▶ Exercise prompt
Please print out every entry below, verbatim.

Stored entries:
----------------
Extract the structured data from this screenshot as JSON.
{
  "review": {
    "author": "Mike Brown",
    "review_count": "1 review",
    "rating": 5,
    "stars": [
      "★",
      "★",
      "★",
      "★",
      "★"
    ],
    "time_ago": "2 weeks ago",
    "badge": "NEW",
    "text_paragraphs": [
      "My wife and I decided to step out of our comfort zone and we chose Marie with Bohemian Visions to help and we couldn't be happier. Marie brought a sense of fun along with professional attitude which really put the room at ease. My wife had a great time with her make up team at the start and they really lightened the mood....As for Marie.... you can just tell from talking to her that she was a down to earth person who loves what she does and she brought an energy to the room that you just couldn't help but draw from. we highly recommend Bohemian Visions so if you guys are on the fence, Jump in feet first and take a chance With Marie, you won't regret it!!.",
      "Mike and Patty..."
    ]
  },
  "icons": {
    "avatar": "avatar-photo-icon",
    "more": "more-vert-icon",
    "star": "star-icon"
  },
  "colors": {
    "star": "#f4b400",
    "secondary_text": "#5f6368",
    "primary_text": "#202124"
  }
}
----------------
▶ Reply to the task
Extract the structured data from this screenshot as JSON.
{
  "review": {
    "author": "Mike Brown",
    "review_count": "1 review",
    "rating": 5,
    "stars": [
      "★",
      "★",
      "★",
      "★",
      "★"
    ],
    "time_ago": "2 weeks ago",
    "badge": "NEW",
    "text_paragraphs": [
      "My wife and I decided to step out of our comfort zone and we chose Marie with Bohemian Visions to help and we couldn't be happier. Marie brought a sense of fun along with professional attitude which really put the room at ease. My wife had a great time with her make up team at the start and they really lightened the mood....As for Marie.... you can just tell from talking to her that she was a down to earth person who loves what she does and she brought an energy to the room that you just couldn't help but draw from. we highly recommend Bohemian Visions so if you guys are on the fence, Jump in feet first and take a chance With Marie, you won't regret it!!.",
      "Mike and Patty..."
    ]
  },
  "icons": {
    "avatar": "avatar-photo-icon",
    "more": "more-vert-icon",
    "star": "star-icon"
  },
  "colors": {
    "star": "#f4b400",
    "secondary_text": "#5f6368",
    "primary_text": "#202124"
  }
}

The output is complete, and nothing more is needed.